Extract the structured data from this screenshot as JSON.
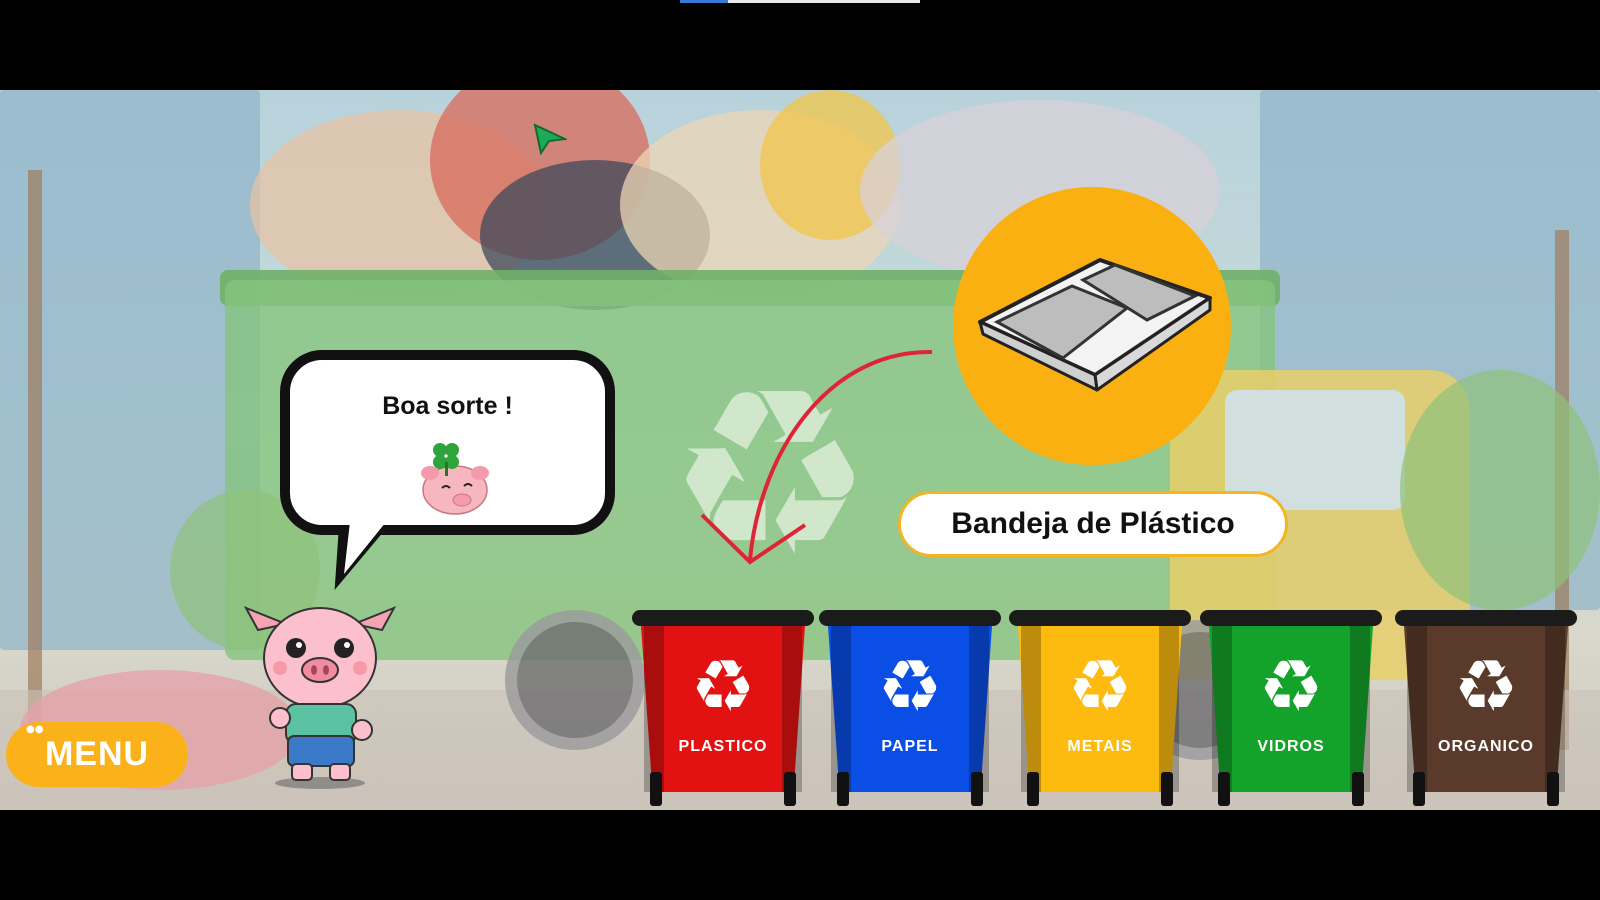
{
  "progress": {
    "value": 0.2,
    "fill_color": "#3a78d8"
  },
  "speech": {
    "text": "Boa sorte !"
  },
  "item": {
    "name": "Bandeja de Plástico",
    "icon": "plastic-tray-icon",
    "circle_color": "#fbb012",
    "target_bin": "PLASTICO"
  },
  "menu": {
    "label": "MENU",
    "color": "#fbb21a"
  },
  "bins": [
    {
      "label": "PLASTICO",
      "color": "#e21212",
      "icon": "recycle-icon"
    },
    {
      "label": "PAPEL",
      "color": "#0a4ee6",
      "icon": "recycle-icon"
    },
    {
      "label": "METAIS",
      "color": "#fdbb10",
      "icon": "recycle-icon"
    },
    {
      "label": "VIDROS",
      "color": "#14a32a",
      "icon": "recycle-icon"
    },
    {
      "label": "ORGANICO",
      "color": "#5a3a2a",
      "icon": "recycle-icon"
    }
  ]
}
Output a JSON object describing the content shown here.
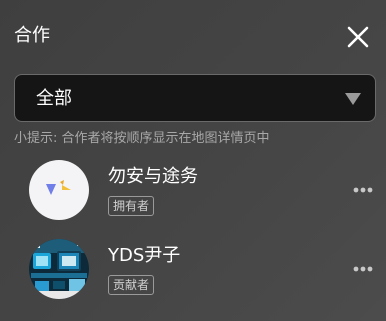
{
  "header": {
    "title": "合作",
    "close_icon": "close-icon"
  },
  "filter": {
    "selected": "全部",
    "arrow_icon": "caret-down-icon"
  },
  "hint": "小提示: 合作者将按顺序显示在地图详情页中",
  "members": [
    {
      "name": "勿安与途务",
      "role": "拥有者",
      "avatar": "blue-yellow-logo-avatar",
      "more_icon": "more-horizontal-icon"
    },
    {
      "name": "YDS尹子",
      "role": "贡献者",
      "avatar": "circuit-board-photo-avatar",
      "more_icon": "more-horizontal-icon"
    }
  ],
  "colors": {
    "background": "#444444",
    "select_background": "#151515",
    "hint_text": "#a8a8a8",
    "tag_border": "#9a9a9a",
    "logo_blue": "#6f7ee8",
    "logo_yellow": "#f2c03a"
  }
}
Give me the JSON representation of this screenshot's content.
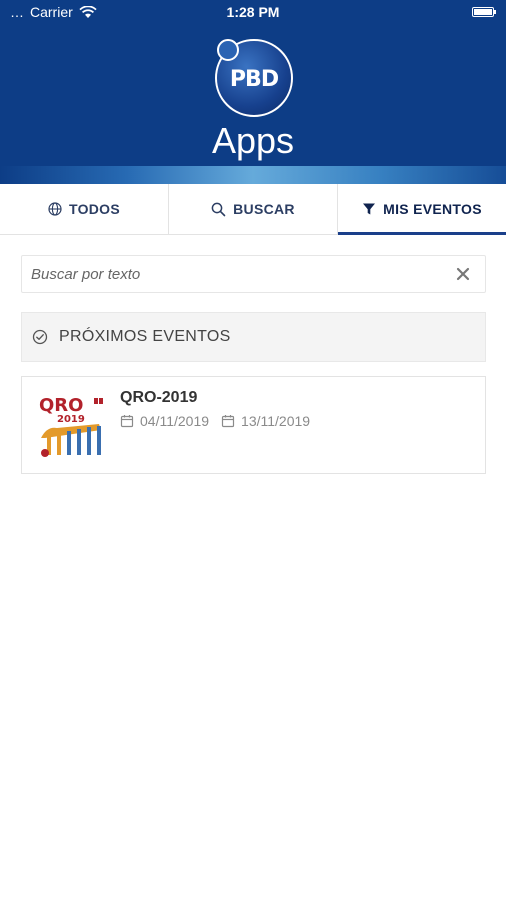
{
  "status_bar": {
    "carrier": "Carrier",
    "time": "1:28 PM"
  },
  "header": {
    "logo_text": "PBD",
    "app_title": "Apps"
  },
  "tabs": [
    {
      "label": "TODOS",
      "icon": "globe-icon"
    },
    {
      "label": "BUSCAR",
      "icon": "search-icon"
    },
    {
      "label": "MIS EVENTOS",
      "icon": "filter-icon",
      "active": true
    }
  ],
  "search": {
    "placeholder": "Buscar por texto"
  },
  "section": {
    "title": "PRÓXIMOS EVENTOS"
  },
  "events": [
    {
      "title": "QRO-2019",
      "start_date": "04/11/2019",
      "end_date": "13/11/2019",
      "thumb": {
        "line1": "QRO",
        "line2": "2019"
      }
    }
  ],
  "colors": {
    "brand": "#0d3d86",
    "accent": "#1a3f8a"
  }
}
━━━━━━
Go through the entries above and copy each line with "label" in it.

» RESULT FOR THIS EXERCISE:
    "label": "MENU",
      "label": "PLASTICO",
      "label": "PAPEL",
      "label": "METAIS",
      "label": "VIDROS",
      "label": "ORGANICO",
      "label": "TODOS",
      "label": "BUSCAR",
      "label": "MIS EVENTOS",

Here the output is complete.